One of the crucial lab tools, the microscope, allows one to study things and specimens that are invisible to the unaided eye. The optical device magnifies the model several times so that it is visible to one’s eyes. Microscopes are widely employed in various fields because they can create highly resolved, clear, and magnified pictures of high-quality specimens. For multiple purposes, numerous microscopes have been designed and are readily accessible on the market. Each microscope has unique attributes, capabilities, and features. Choosing a suitable microscope for the lab workflow and applications might be confusing when buying a microscope. Here are a few things to remember while purchasing a biological microscope.
Type of microscope: stereo or compound
Different types of microscopes are available in the market, like compound, electron, polarizing, inverted, etc., but the two prevalent types are stereo and compound microscopes.
Compound microscopes typically include 3-5 objective lenses that can magnify things from 40x to 400x, with some capable of reaching 1600x magnification. As a result, the microscope is appropriate for examining microscopic creatures and cells such as bacteria, pond scum, blood samples, and aquatic organisms. However, due to mounting and staining procedures, sample preparation for a compound microscope takes a lengthy time.
Compared to the compound microscope, the stereo microscope has a lesser magnification. They can magnify items from 5x to 60x. However, utilizing a stereo microscope and several microscope attachments, 160x magnification may be attained. Stereo microscopes are ideal for viewing more oversized objects or species such as beetles, bugs, jewels, dirt, and tiny plants and animals because of their reduced magnification.

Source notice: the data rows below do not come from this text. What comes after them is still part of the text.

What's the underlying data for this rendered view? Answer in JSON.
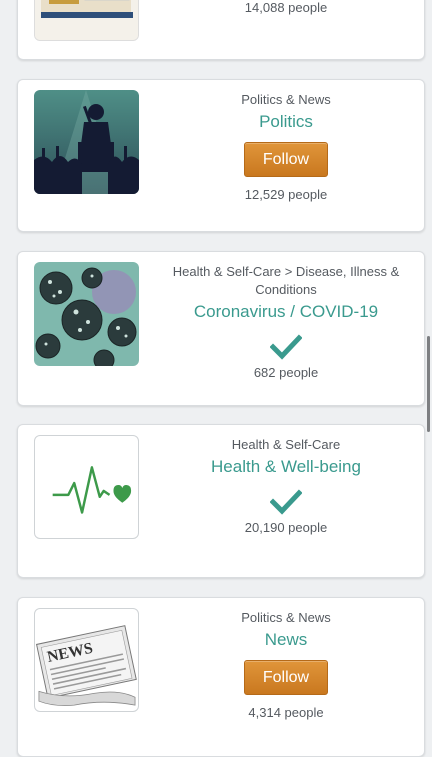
{
  "cards": [
    {
      "category": "",
      "topic": "",
      "following": true,
      "count": "14,088 people",
      "thumb_icon": "book-thumbnail"
    },
    {
      "category": "Politics & News",
      "topic": "Politics",
      "following": false,
      "follow_label": "Follow",
      "count": "12,529 people",
      "thumb_icon": "speaker-podium-thumbnail"
    },
    {
      "category": "Health & Self-Care > Disease, Illness & Conditions",
      "topic": "Coronavirus / COVID-19",
      "following": true,
      "count": "682 people",
      "thumb_icon": "virus-thumbnail"
    },
    {
      "category": "Health & Self-Care",
      "topic": "Health & Well-being",
      "following": true,
      "count": "20,190 people",
      "thumb_icon": "heartbeat-thumbnail"
    },
    {
      "category": "Politics & News",
      "topic": "News",
      "following": false,
      "follow_label": "Follow",
      "count": "4,314 people",
      "thumb_icon": "newspaper-thumbnail"
    }
  ],
  "colors": {
    "accent": "#3a9a8e",
    "follow_button": "#d9882d",
    "background": "#eef0f2"
  }
}
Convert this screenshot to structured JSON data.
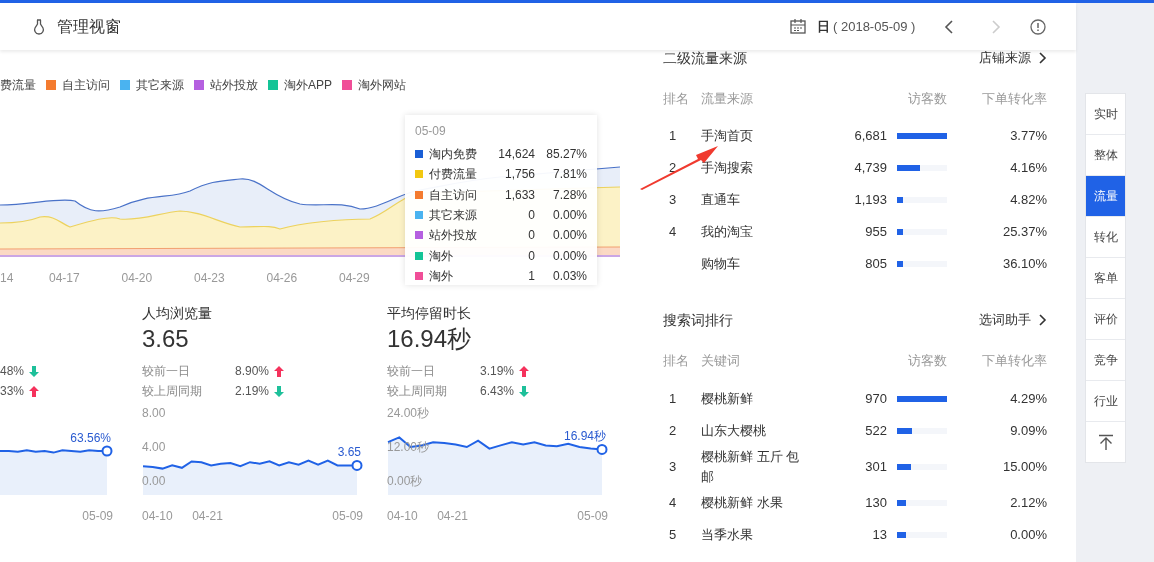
{
  "header": {
    "title": "管理视窗",
    "period": "日",
    "date": "( 2018-05-09 )",
    "nav": [
      {
        "kind": "prev",
        "disabled": false
      },
      {
        "kind": "next",
        "disabled": true
      }
    ]
  },
  "legend": [
    {
      "label": "费流量"
    },
    {
      "label": "自主访问",
      "color": "#f47b2f"
    },
    {
      "label": "其它来源",
      "color": "#4ab3f0"
    },
    {
      "label": "站外投放",
      "color": "#b560e0"
    },
    {
      "label": "淘外APP",
      "color": "#14c497"
    },
    {
      "label": "淘外网站",
      "color": "#f04e98"
    }
  ],
  "trend_chart": {
    "x_labels": [
      "14",
      "04-17",
      "04-20",
      "04-23",
      "04-26",
      "04-29"
    ]
  },
  "tooltip": {
    "date": "05-09",
    "rows": [
      {
        "name": "淘内免费",
        "value": "14,624",
        "share": "85.27%",
        "color": "#1a5fd6"
      },
      {
        "name": "付费流量",
        "value": "1,756",
        "share": "7.81%",
        "color": "#f2c811"
      },
      {
        "name": "自主访问",
        "value": "1,633",
        "share": "7.28%",
        "color": "#f47b2f"
      },
      {
        "name": "其它来源",
        "value": "0",
        "share": "0.00%",
        "color": "#4ab3f0"
      },
      {
        "name": "站外投放",
        "value": "0",
        "share": "0.00%",
        "color": "#b560e0"
      },
      {
        "name": "淘外",
        "value": "0",
        "share": "0.00%",
        "color": "#14c497"
      },
      {
        "name": "淘外",
        "value": "1",
        "share": "0.03%",
        "color": "#f04e98"
      }
    ]
  },
  "metrics": [
    {
      "compare": [
        {
          "value": "48%",
          "kind": "down"
        },
        {
          "value": "33%",
          "kind": "up"
        }
      ],
      "chart": {
        "end_label": "63.56%",
        "x_labels": [
          "05-09"
        ]
      }
    },
    {
      "title": "人均浏览量",
      "value": "3.65",
      "compare": [
        {
          "label": "较前一日",
          "value": "8.90%",
          "kind": "up"
        },
        {
          "label": "较上周同期",
          "value": "2.19%",
          "kind": "down"
        }
      ],
      "chart": {
        "y_labels": [
          "8.00",
          "4.00",
          "0.00"
        ],
        "end_label": "3.65",
        "x_labels": [
          "04-10",
          "04-21",
          "05-09"
        ]
      }
    },
    {
      "title": "平均停留时长",
      "value": "16.94秒",
      "compare": [
        {
          "label": "较前一日",
          "value": "3.19%",
          "kind": "up"
        },
        {
          "label": "较上周同期",
          "value": "6.43%",
          "kind": "down"
        }
      ],
      "chart": {
        "y_labels": [
          "24.00秒",
          "12.00秒",
          "0.00秒"
        ],
        "end_label": "16.94秒",
        "x_labels": [
          "04-10",
          "04-21",
          "05-09"
        ]
      }
    }
  ],
  "source_table": {
    "title": "二级流量来源",
    "link": "店铺来源",
    "columns": [
      "排名",
      "流量来源",
      "访客数",
      "下单转化率"
    ],
    "rows": [
      {
        "rank": "1",
        "name": "手淘首页",
        "visitors": "6,681",
        "level": 1,
        "rate": "3.77%"
      },
      {
        "rank": "2",
        "name": "手淘搜索",
        "visitors": "4,739",
        "level": 0.46,
        "rate": "4.16%"
      },
      {
        "rank": "3",
        "name": "直通车",
        "visitors": "1,193",
        "level": 0.12,
        "rate": "4.82%"
      },
      {
        "rank": "4",
        "name": "我的淘宝",
        "visitors": "955",
        "level": 0.12,
        "rate": "25.37%"
      },
      {
        "name": "购物车",
        "visitors": "805",
        "level": 0.12,
        "rate": "36.10%"
      }
    ]
  },
  "keyword_table": {
    "title": "搜索词排行",
    "link": "选词助手",
    "columns": [
      "排名",
      "关键词",
      "访客数",
      "下单转化率"
    ],
    "rows": [
      {
        "rank": "1",
        "name": "樱桃新鲜",
        "visitors": "970",
        "level": 1,
        "rate": "4.29%"
      },
      {
        "rank": "2",
        "name": "山东大樱桃",
        "visitors": "522",
        "level": 0.3,
        "rate": "9.09%"
      },
      {
        "rank": "3",
        "name": "樱桃新鲜 五斤 包邮",
        "visitors": "301",
        "level": 0.28,
        "rate": "15.00%"
      },
      {
        "rank": "4",
        "name": "樱桃新鲜 水果",
        "visitors": "130",
        "level": 0.18,
        "rate": "2.12%"
      },
      {
        "rank": "5",
        "name": "当季水果",
        "visitors": "13",
        "level": 0.18,
        "rate": "0.00%"
      }
    ]
  },
  "side_nav": [
    {
      "label": "实时",
      "selected": false
    },
    {
      "label": "整体",
      "selected": false
    },
    {
      "label": "流量",
      "selected": true
    },
    {
      "label": "转化",
      "selected": false
    },
    {
      "label": "客单",
      "selected": false
    },
    {
      "label": "评价",
      "selected": false
    },
    {
      "label": "竞争",
      "selected": false
    },
    {
      "label": "行业",
      "selected": false
    }
  ]
}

The magnification of a microscope is determined by two factors: the objective lens and the eyepiece. Thus, the values of these two components are multiplied to give the total magnification power of a microscope. Eyepieces for microscopes are typical of three types: monocular, binocular, and trinocular. A monocular microscope has one eyepiece, a binocular microscope has two, and a trinocular microscope has two eyepieces with a third eyetube.
Many different types of lights are mounted to microscopes to fulfill distinct functions. Before purchasing a microscope, four light sources with properties such as heat, lamp life, and color correctness should be evaluated. Halogen generates a bright white light, warms up rapidly, and comes with a dimmer or variable rheostat to regulate the intensity as needed.
LED delivers robust and excellent light that does not generate heat, and it also has a variable rheostat or dimmer to alter the intensity as needed in the tests. Fluorescent lighting emits white light while producing less heat. It has a short shelf life and is usually examined with a specialized or epi-fluorescent microscope. Tungsten/Incandescent lighting is standard in entry-level microscopes. It emits a bright white light and warms rapidly.
When selecting a microscope from Quasmo, one of the essential elements to consider is quality. The light source, lighting, construction, and lenses installed in the microscope are mainly examined. Several microscopes on the market, ranging from low-cost plastics to metal bodies, give strength and longevity.